By offering multiple combinations, the MitoADAPT allows you to personalize red light treatments to best address your specific and individual needs. People using red light therapy treatments will also now be able to adapt their treatments if new research emerges showing what specific wavelengths or combinations of wavelengths work best for a particular application.
To help visualize these modes even more, below are the spectral graphs of the eleven modes from our independent testing data of the MitoADAPT MIN. No other red light therapy product on the market even comes close to offering this kind of flexibility.
Outcome Tracking Application
In addition to adjustable modes, the MitoADAPT also can be connected and controlled by an application on a mobile device. This innovation will allow you (over time) to track which modes you have used and what outcomes you experience while using the MitoADAPT.
Tracking your usage and outcomes offers multiple benefits:
- It helps you to better understand what modes provide you personally with the best results.

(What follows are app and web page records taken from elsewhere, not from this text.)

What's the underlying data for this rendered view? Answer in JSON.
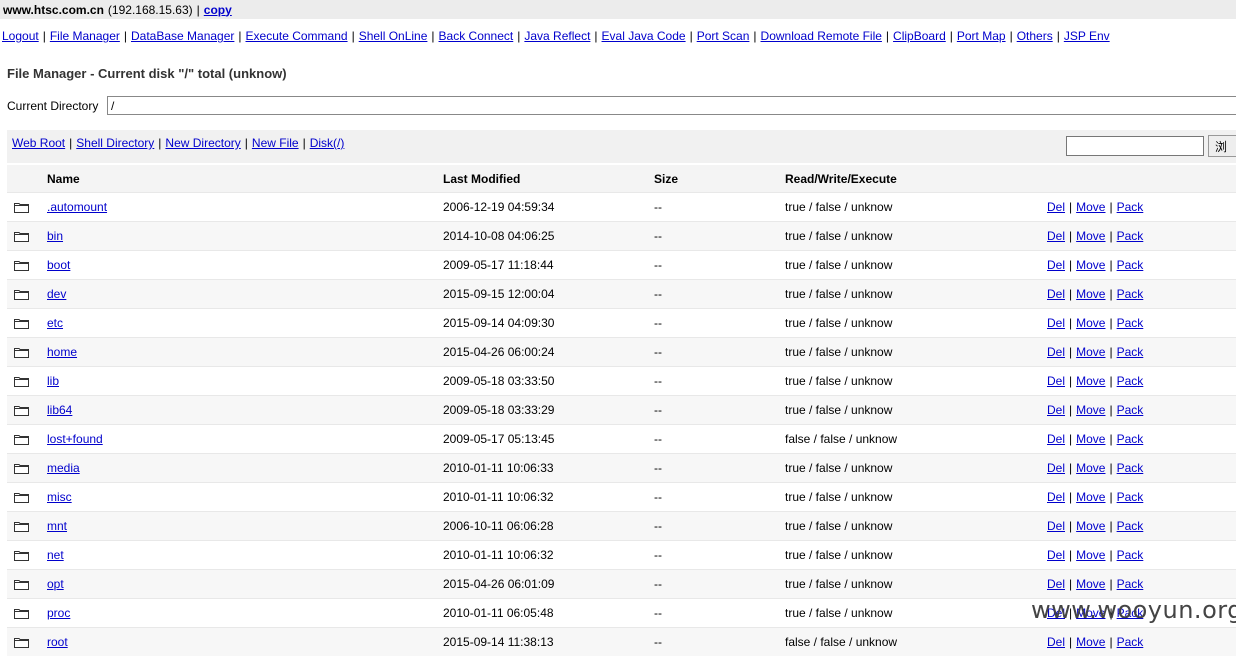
{
  "header": {
    "host": "www.htsc.com.cn",
    "ip": "(192.168.15.63)",
    "separator": "|",
    "copy_label": "copy"
  },
  "nav": [
    "Logout",
    "File Manager",
    "DataBase Manager",
    "Execute Command",
    "Shell OnLine",
    "Back Connect",
    "Java Reflect",
    "Eval Java Code",
    "Port Scan",
    "Download Remote File",
    "ClipBoard",
    "Port Map",
    "Others",
    "JSP Env"
  ],
  "page_title": "File Manager - Current disk \"/\" total (unknow)",
  "current_directory": {
    "label": "Current Directory",
    "value": "/"
  },
  "toolbar": {
    "links": [
      "Web Root",
      "Shell Directory",
      "New Directory",
      "New File",
      "Disk(/)"
    ],
    "search_value": "",
    "go_label": "浏"
  },
  "table": {
    "headers": {
      "name": "Name",
      "modified": "Last Modified",
      "size": "Size",
      "rwx": "Read/Write/Execute"
    },
    "action_labels": {
      "del": "Del",
      "move": "Move",
      "pack": "Pack"
    },
    "rows": [
      {
        "name": ".automount",
        "modified": "2006-12-19 04:59:34",
        "size": "--",
        "rwx": "true / false / unknow"
      },
      {
        "name": "bin",
        "modified": "2014-10-08 04:06:25",
        "size": "--",
        "rwx": "true / false / unknow"
      },
      {
        "name": "boot",
        "modified": "2009-05-17 11:18:44",
        "size": "--",
        "rwx": "true / false / unknow"
      },
      {
        "name": "dev",
        "modified": "2015-09-15 12:00:04",
        "size": "--",
        "rwx": "true / false / unknow"
      },
      {
        "name": "etc",
        "modified": "2015-09-14 04:09:30",
        "size": "--",
        "rwx": "true / false / unknow"
      },
      {
        "name": "home",
        "modified": "2015-04-26 06:00:24",
        "size": "--",
        "rwx": "true / false / unknow"
      },
      {
        "name": "lib",
        "modified": "2009-05-18 03:33:50",
        "size": "--",
        "rwx": "true / false / unknow"
      },
      {
        "name": "lib64",
        "modified": "2009-05-18 03:33:29",
        "size": "--",
        "rwx": "true / false / unknow"
      },
      {
        "name": "lost+found",
        "modified": "2009-05-17 05:13:45",
        "size": "--",
        "rwx": "false / false / unknow"
      },
      {
        "name": "media",
        "modified": "2010-01-11 10:06:33",
        "size": "--",
        "rwx": "true / false / unknow"
      },
      {
        "name": "misc",
        "modified": "2010-01-11 10:06:32",
        "size": "--",
        "rwx": "true / false / unknow"
      },
      {
        "name": "mnt",
        "modified": "2006-10-11 06:06:28",
        "size": "--",
        "rwx": "true / false / unknow"
      },
      {
        "name": "net",
        "modified": "2010-01-11 10:06:32",
        "size": "--",
        "rwx": "true / false / unknow"
      },
      {
        "name": "opt",
        "modified": "2015-04-26 06:01:09",
        "size": "--",
        "rwx": "true / false / unknow"
      },
      {
        "name": "proc",
        "modified": "2010-01-11 06:05:48",
        "size": "--",
        "rwx": "true / false / unknow"
      },
      {
        "name": "root",
        "modified": "2015-09-14 11:38:13",
        "size": "--",
        "rwx": "false / false / unknow"
      }
    ]
  },
  "watermark": "www.wooyun.org",
  "icons": {
    "folder": "folder-icon"
  }
}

- It enables Mito Red Light to offer personalized analytics and recommend customized protocols (after gathering sufficient data from many users).
- With your permission, it could contribute to future red light therapy research and improve medical understanding of what types of red light therapy are most effective.
Our combined multimodal wavelength options and privacy-minded subjective feedback tracking is a tremendous innovation. MitoADAPT allows our customers access to proprietary patent-pending technology on the cutting edge of red light therapy research and ultimately improves their experience with this therapy.
The MitoADAPT is an unprecedented innovation in the red light therapy industry.
• The patent-pending technology with dual chip multi-wavelength design provides an incredible ELEVEN different possible modes (red and near-infrared wavelength combinations). With the MitoADAPT, you can determine the combination of wavelengths that works best for YOU.
• The MitoADAPT is equivalent to having SEVEN different red light therapy devices in one (typically, you would need to buy individual devices to be able to deliver wavelength combinations found in Modes 1-6 and 11).
• The Mito Red Light mobile app not only allows you to control your device from your mobile device, but it also allows us to systematically gather subjective feedback, which can lead to a better understanding of what works both at an individual level and at an aggregate level. This data has the potential to both better inform future research and to also help drive data-driven customized protocols.
The MitoADAPT is THE FUTURE of red light therapy.
Click below to see the MitoADAPT device options.